HIV Resistance Assays: Part 1 of a primer on resistance testing written by Johnathan Schapiro, MD, well known in resistance and clinical research of HIV. Dr Schapiro is writing this specifically for the NATAP web site.

Part 1: Types of Resistance Assays- Jonathan M Schapiro, MD

Great strides have been made in our understanding of how HIV becomes resistant to antiretroviral agents. Together with our understanding of resistance, technologies to study this phenomenon have been developed and improved.

Two types of resistance assays are currently used to determine HIV sensitivity or resistance to individual antiretroviral drugs. Genotypic assays determine the changes in the genetic code of the viral enzymes targeted by the drugs. By determining the changes, or mutations, in the genetic code of the reverse transcriptase gene, we can learn about possible resistance to the drugs targeting this enzyme, NRTI's and NNRTI's. Likewise, mutations in the protease gene (and possibly its cleavage sites) effect the protease inhibitors. Changes in the genetic code result in the replacement of a "standard" or "wild type" amino acid in the protease chain of the enzyme with a "mutant" amino acid, thus changing the protein and reducing the effect of the drug designed against it. When multiple amino acids change, the effect on the enzyme may be greater and resistance higher. Genotypic resistance assays detect these changes in the genetic code and report the specific position and name of the amino acid change. For example, the protease enzyme has 99 amino acids in each of its two identical protean chains. If the amino acid at position 90 (the 90's amino acid in the chain) changes from the normal Leucine (L) to a Methionine (M), it would be reported by the assay as protease mutation L90M. This is in fact a common mutation seen with protease inhibitor treatment.

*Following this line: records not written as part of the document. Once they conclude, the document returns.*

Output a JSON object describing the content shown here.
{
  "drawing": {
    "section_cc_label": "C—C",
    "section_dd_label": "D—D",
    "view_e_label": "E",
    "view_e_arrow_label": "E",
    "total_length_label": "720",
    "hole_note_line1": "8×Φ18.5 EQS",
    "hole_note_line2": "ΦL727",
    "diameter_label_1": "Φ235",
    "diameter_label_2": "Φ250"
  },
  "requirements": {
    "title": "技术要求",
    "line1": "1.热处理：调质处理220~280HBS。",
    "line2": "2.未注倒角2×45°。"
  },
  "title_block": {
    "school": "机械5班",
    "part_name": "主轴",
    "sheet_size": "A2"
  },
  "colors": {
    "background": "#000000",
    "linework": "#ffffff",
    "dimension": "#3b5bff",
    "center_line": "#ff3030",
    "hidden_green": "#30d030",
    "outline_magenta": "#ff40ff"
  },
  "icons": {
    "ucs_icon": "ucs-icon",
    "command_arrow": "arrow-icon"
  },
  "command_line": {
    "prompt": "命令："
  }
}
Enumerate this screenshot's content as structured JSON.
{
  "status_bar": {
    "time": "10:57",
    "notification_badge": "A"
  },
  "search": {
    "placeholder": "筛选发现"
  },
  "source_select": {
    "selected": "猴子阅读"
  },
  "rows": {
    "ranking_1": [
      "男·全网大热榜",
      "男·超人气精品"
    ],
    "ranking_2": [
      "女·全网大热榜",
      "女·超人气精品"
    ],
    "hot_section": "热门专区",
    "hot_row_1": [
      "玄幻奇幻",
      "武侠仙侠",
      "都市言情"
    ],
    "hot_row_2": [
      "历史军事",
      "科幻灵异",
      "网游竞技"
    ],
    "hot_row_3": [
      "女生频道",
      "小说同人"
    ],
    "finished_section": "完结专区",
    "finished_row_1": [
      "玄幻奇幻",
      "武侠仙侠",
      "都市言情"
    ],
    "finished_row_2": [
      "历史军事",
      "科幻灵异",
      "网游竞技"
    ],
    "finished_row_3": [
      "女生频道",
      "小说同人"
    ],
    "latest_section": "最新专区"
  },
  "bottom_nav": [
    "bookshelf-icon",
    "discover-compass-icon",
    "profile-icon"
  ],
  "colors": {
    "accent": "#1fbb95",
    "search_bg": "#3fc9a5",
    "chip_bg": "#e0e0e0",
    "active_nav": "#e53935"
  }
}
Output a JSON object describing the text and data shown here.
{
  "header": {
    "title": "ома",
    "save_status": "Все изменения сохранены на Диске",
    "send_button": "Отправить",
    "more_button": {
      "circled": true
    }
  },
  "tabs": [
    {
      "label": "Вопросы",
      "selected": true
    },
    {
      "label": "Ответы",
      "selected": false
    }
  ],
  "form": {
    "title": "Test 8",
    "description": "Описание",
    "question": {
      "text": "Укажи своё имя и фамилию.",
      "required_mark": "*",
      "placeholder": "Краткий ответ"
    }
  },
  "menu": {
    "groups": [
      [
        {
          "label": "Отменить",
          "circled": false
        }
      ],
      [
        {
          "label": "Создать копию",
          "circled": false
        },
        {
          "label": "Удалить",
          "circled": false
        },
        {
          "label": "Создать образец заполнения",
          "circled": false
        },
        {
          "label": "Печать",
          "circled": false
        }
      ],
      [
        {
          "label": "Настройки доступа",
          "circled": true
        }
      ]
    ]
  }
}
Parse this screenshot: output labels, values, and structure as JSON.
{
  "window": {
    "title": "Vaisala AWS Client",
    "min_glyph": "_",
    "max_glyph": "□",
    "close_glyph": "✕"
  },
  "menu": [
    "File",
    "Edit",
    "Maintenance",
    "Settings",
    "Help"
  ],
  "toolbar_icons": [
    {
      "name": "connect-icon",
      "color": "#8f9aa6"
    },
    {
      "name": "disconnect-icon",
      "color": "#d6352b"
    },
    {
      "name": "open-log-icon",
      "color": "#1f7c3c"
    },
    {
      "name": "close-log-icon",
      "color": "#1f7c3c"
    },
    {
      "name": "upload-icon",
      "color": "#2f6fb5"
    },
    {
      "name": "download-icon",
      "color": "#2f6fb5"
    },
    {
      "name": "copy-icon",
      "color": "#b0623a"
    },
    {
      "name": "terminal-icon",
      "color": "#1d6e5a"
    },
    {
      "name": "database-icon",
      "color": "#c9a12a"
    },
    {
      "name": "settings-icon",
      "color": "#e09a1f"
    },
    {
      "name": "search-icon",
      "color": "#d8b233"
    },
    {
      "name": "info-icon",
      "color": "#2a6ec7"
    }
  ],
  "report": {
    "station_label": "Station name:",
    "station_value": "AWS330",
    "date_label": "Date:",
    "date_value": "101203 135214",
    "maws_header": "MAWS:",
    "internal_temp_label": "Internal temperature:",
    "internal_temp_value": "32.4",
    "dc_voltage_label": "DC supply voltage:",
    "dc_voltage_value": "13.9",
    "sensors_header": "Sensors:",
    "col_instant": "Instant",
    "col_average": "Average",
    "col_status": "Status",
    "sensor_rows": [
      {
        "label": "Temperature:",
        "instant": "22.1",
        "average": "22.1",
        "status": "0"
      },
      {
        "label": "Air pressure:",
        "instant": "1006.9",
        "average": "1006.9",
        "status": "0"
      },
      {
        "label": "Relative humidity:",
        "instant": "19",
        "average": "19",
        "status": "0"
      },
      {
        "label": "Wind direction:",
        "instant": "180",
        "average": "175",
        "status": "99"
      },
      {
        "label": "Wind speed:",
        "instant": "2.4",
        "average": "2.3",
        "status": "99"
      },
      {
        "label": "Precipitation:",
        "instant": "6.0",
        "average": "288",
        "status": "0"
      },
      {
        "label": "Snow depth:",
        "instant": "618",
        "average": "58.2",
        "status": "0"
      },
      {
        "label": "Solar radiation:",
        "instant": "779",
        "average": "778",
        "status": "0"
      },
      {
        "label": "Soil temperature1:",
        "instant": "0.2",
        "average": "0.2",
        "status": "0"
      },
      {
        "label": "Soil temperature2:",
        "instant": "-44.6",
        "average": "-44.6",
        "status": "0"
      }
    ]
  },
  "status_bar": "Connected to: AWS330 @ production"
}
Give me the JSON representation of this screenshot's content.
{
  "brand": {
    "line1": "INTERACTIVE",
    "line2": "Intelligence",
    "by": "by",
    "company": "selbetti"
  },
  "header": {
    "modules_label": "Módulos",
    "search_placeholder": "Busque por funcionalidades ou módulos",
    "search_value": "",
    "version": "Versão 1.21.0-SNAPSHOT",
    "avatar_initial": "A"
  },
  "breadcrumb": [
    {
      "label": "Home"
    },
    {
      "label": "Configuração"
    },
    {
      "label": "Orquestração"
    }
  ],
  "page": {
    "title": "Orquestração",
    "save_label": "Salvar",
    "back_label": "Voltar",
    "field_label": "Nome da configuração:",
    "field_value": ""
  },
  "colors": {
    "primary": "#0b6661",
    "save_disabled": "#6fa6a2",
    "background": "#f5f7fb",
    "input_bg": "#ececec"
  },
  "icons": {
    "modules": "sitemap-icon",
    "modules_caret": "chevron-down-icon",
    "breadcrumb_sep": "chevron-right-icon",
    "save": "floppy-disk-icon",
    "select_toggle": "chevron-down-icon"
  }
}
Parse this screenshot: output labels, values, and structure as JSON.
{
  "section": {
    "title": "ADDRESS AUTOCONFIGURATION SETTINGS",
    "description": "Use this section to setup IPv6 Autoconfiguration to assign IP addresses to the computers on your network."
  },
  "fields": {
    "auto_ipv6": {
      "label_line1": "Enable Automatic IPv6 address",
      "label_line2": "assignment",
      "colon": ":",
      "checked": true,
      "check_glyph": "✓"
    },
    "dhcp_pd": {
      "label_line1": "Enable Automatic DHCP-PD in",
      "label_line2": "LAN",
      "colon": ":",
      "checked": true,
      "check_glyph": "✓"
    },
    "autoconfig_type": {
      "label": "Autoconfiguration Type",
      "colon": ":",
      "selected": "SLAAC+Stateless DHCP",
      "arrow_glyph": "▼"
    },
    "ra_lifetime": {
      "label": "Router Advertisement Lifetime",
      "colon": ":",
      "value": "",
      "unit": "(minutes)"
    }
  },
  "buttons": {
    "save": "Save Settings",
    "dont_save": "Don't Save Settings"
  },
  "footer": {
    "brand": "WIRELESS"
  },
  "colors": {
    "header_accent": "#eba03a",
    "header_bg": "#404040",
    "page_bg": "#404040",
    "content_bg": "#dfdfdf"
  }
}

Drugs are designed to inhibit specific viral enzymes. This design is based on our precise knowledge of the protein and the drug interacts with specific amino acids thus inhibiting the enzyme's action. If these amino acids change, or are even effected by changes in amino acids near by, the drugs ability to inhibit the enzyme may be reduced or eliminated entirely. Since not all drugs of a class interact with all the same enzymatic amino acids (although some are often shared), mutations in specific amino acids may effect the action of different members of the class to a different degree.

Individual mutations or clusters of mutations are often associated with resistance to a specific drug. In many cases a mutation may have an effect on more than one drug in that class, although not always to the same degree. An understanding of the precise degree to which a mutation confers resistance to each of the drugs of the class is crucial for understanding of the significance of the genotypic assay results. This is further complicated by the fact that often multiple mutations are present. These complexities often make the understanding of genotypic assay results a challenging task. This may be addressed by consulting an expert in the field, or by systems that provide an interpretation of the results. In the past, tables and lists have assisted clinicians and patients in correlating specific mutations to drugs. Currently, computer systems are performing this function either directly as part of the assay report form, or as a freestanding system.

Phenotypic resistance assays test the degree to which the virus from a patient is inhibited by a specific drug. Drug is added to a culture of replicating virus. If the virus is still sensitive to the drug, replication will be inhibited. If resistance to the drug has developed, the virus will continue replicating. As the virus grows more resistant to the drug, greater concentrations of the drug will be required to inhibit replication. The degree of phenotypic resistance is reported as the fold change in the concentration of drug required to inhibit virus. The assay can be repeated for all available drugs, producing a result that will reflect the specific virus' resistance to each of the drugs.

The dynamic range (difference seen between sensitive and resistant virus) differs greatly between drugs, as does our experience performing the assay. The report of a phenotypic assay is quite straightforward. Often a threshold of a 4-fold change is used to segregate between sensitive and resistant virus.

Genotypic assays are less expensive, easier to perform and have a shorter turnaround time than phenotypic assays. On the other hand, the interpretation of phenotypic assays is more direct and easier to understand. In future issues we will discuss some of the tradeoffs between the assays and their use in clinical practice.